Bhubaneswar, Orissa, India., Dec. 25 - In response to the recent attacks perpetrated on the Christians in Orissa, a major association of Christians urged the state government to ban the organisations responsible for the attacks on the Christian community in the state including the attack on a Catholic church in Deogarh town in western Orissa's Deogarh district.
The All Orissa United Christian Forum (AOUCF) also demanded adequate protection for religious places of worship in the entire state.
"The government should ban those organisations engaged in religious fanaticism and violence," B.K.Muduli, general secretary of AOUCF told a news conference here.

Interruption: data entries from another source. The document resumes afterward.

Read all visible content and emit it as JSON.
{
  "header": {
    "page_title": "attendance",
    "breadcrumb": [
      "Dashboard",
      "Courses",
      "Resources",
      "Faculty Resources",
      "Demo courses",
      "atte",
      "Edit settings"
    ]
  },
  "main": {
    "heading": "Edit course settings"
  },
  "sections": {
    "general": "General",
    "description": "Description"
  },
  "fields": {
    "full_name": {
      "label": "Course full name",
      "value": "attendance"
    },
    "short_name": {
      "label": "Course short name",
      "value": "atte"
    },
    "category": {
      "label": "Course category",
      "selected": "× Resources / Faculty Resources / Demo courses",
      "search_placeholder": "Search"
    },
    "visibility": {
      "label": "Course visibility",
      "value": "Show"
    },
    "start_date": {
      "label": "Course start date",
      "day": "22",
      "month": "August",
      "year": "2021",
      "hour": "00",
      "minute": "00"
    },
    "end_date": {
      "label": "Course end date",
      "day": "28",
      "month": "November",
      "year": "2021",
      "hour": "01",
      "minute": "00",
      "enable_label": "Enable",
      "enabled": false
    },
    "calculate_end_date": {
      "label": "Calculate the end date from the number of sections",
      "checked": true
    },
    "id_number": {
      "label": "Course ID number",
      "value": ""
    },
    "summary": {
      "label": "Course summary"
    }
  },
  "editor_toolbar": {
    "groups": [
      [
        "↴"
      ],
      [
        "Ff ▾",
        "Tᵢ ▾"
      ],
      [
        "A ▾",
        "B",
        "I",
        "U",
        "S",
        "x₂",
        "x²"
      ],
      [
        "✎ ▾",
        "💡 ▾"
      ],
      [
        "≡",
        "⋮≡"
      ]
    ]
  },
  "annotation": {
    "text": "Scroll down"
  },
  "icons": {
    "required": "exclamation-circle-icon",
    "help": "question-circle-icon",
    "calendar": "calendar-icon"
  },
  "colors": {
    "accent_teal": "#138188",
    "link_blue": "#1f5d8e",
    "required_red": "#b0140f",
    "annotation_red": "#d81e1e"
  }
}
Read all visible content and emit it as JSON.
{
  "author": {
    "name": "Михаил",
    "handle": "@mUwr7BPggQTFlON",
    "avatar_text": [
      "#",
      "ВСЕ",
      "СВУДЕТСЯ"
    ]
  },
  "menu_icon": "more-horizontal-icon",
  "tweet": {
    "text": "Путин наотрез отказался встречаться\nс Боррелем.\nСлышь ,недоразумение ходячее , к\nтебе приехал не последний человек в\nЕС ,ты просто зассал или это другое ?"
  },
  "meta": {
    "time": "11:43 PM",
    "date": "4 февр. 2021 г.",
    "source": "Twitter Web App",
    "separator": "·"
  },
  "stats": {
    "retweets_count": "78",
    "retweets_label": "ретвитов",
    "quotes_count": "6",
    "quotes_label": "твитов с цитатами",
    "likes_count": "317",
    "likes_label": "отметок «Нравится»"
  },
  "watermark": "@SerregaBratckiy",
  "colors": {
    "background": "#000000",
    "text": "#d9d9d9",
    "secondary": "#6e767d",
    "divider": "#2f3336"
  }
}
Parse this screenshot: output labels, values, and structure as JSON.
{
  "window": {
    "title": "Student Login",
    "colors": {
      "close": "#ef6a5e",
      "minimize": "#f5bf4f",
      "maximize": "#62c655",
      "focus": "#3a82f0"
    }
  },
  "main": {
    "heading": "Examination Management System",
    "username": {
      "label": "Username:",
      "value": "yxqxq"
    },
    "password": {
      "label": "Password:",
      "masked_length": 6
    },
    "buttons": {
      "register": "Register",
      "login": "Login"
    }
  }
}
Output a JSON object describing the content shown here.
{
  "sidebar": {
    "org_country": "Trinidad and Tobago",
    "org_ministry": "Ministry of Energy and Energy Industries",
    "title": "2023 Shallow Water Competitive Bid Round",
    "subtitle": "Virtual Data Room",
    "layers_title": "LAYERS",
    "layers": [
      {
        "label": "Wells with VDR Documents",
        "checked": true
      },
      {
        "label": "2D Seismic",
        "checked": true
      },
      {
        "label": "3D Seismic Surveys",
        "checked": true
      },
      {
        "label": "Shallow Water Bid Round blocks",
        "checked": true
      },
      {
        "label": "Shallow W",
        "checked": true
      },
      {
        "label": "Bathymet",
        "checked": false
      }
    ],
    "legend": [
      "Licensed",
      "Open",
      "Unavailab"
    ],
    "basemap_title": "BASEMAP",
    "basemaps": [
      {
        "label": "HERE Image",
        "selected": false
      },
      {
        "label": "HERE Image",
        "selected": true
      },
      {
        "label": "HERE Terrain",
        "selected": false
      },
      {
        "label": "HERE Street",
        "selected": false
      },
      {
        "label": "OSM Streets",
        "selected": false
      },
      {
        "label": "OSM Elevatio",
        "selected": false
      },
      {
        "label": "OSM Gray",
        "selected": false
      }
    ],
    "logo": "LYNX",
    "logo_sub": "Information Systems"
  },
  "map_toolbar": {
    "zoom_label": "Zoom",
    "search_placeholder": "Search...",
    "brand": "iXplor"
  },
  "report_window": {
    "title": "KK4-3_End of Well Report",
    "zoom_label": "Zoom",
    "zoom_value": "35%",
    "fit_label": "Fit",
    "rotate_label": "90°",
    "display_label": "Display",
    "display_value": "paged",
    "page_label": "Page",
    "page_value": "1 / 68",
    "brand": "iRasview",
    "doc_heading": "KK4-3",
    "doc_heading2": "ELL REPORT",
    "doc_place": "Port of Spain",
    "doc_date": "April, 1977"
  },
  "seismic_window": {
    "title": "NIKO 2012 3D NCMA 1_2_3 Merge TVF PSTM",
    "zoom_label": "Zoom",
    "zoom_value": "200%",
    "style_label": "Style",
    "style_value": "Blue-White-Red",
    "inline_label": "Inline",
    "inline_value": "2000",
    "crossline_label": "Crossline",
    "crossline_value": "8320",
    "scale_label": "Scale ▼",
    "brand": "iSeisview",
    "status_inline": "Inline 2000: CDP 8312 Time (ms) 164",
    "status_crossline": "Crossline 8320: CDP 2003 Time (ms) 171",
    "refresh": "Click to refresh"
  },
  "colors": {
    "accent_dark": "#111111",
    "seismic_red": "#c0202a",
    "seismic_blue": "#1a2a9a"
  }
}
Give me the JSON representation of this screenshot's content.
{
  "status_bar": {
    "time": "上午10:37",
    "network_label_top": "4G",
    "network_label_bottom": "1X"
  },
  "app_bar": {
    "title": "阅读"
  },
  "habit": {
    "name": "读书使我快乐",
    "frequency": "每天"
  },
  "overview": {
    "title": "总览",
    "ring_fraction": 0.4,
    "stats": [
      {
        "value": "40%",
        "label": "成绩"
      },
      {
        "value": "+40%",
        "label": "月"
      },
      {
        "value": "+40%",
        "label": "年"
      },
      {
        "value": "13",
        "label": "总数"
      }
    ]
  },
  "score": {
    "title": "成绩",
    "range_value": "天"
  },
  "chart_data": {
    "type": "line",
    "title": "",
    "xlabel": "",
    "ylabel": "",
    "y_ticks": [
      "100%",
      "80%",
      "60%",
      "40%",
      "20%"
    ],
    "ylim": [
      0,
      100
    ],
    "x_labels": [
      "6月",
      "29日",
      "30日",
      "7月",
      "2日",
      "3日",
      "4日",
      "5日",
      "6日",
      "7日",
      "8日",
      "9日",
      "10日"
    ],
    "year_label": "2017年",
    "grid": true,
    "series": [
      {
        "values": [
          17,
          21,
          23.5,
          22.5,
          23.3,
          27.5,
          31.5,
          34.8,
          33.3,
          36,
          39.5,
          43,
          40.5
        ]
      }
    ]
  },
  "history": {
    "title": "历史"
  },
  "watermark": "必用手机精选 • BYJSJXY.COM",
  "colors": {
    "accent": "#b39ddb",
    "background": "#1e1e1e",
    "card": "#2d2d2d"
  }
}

He however did not name the organizations. "It is the government's job to find them," he said.
Mr Muduli expressed concern over last week's attack on the Deogarh Catholic church and criticised the authorities for their failure to nab the culprits.
"It is unfortunate that even after a week of the incident, the police have not been able to arrest the culprits," he lamented.
Stating that violence against Christians is on the rise in the state, the AOUCF leader said that in 2002 alone more than two hundred cases of attacks against the Christian community had been recorded in different districts. "The government has completely failed in protecting the minorities," he said.
According to Mr Muduli, in most of these cases the culprits had managed to go scot-free as district officials had not initiated stringent action against them. "We had sent several letters in this regard to the state home secretary but in vain," he said.
He said the Orissa government three years back had formed a State Coordination Committee on Communal Harmony but it had failed to function effectively.
"The coordination committee was nothing but an eyewash," he said, adding that in place of the coordination committee the state government should constitute an Orissa Minority Commission with statutory powers to deal with communal-related problems.
He strongly rejected the VHP and Bajrang Dal's allegation that Christians and churches in the state were involved in forced conversion, which had been leading to tension in different districts.
"Christians do not convert. They only exercise their religious as well as constitutional right of preaching, practicing and propagating their faith with others," the AOUCF leader said.